It was around the time I was working on the final edit of my thriller The Girl In Kellers Way that I had an idea for my next book. I often get ideas for books in the middle of the night. No matter what the time, I always turn on my bedside lamp and scribble them down in a notebook so that I don’t forget.
This particular idea was compelling, but I tried to dismiss it, thinking it too ambitious and challenging to write. But the basic idea for The Escape Room simply wouldn't go away. I wanted to write a corporate thriller that took my writing into new and dangerous territory.
Offices might seem mundane with their dull aesthetics, fluorescent lights and photocopy machines. But they’re also cutthroat human habitats, rife with conflict – perfect fodder for a writer. As a writer I saw a setting that offered tremendous potential for suspense and the chance to explore interesting themes of greed, sexism and jealousy.
John le Carré was once asked how he came up with plots for his spy novels. He answered that he looks for conflict between the characters. ‘That cat sat on the mat is not a story,’ he said. ‘The cat sat on the dog’s mat is a story.’
Around the time I started writing the book, I was involved in a frightening incident with my son. Alone in an elevator when it stopped suddenly, the lights turned off and it was pitch black. For the minutes we were suspended in mid-air, we felt so helpless and afraid in the dark, claustrophobic box, cut off from the world. We emerged unscathed a few minutes later but the incident gave me an idea: what would happen if colleagues found out each other’s secrets in a broken-down elevator? Slowly, one secret at a time, their relationships devolving along with their psychological state until they discover the most frightening secret of all – that one of them is a killer.
With the concept taking shape in my mind, I sat down and wrote the first chapter of The Escape Room. As with The Girl In Kellers Way, I didn’t plan too much in advance. I’m one of those people who detests reading manuals or planning things out to the nth degree. For example, I'm hopeless at assembling flat-pack furniture, because I usually toss away the instruction manual and go for broke. That usually results in odd-looking furniture, but using my instincts works when I write a novel.
It's a similar technique employed by Lee Child, who read The Escape Room and called it ‘one of my favourite books of the year’. He too writes from the gut and doesn't know at all what's happening until he writes it. I have a general idea of my overall story arc, but that's it. Everything else emerges as I write. I enjoy experiencing my stories as a reader and you can’t do that when you already know what's happening in advance.
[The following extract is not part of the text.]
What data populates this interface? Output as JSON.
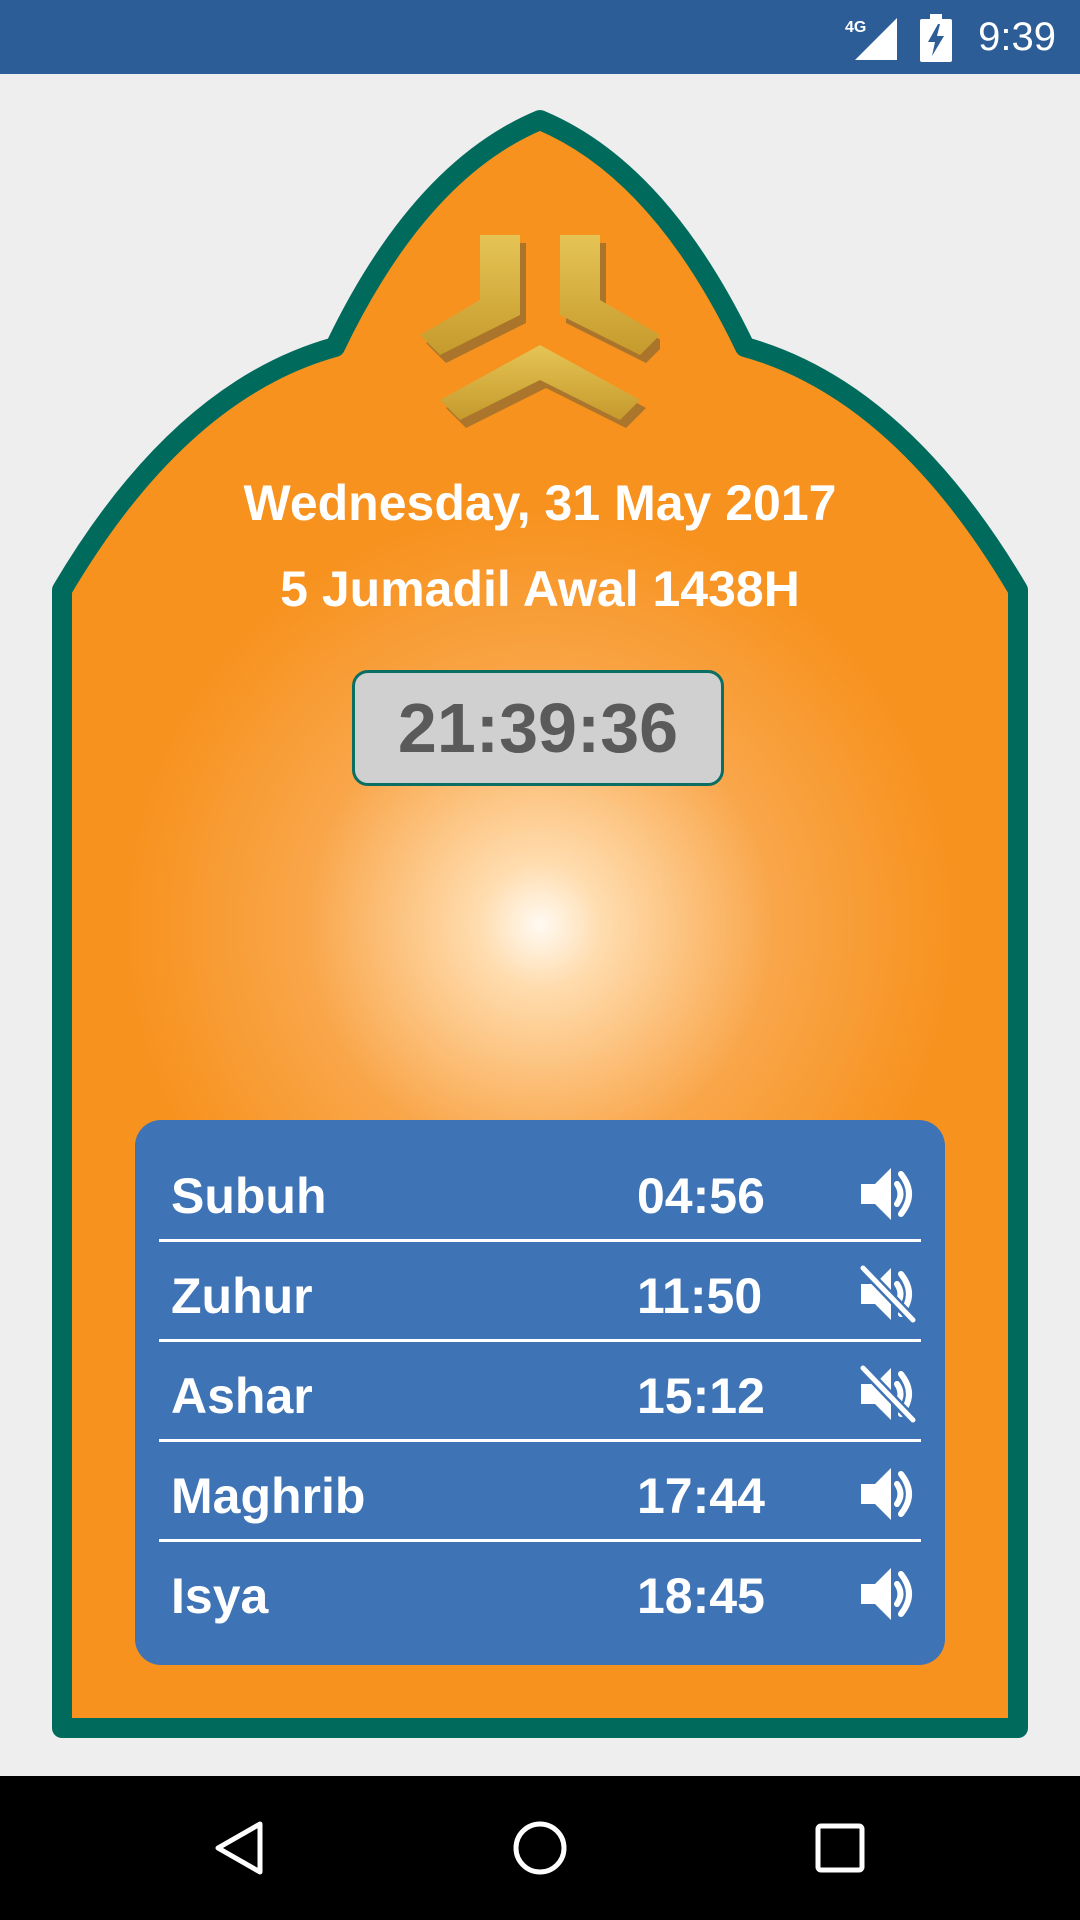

I do some research in advance, but mostly as I write. Usually what happens is that my characters get caught up in something that I don't know too much about and I break off writing to find out more. I enjoy the research because it breaks up the intensity and can often be fascinating.
I've scrutinised street maps to understand the geography of the places that I write about. I've read about the breeding habits of cicadas in North Carolina and the types of owls that are native to that region. I've checked out train schedules, videos on how to handle guns, menus at New York restaurants and interview tips for Wall Street traders. I’ve read extensive studies on subjects ranging from human psychology to game theory. I’ve even read choking techniques on S&M bondage sites that left me wondering what people would think if they saw my bizarre internet browser history.
It’s stressful writing a novel – looking at that blank page and knowing you have to write 90,000 words can be overwhelming. I often compare writing a novel to running a marathon because you have to keep going – you can’t stop. The moment you stop, that’s it. So I force myself to write as much as I can every day until I have a first draft. That might mean writing 15 hours a day for weeks on end.
Once I have the first draft and my editor is looking at the manuscript I take a break, which often involves catching up on the piles of paperwork and bills that I neglected while I was writing. The next part of the process involves spending months polishing the manuscript. That's the part that I enjoy most because I don't have the stress of knowing that I have 90,000 words to write. It also allows me to incorporate the advice of my brilliant editors at Penguin.
It took a year from the time I started writing The Escape Room until we finished the final edit. By the time we were done, I was already thinking about my next novel.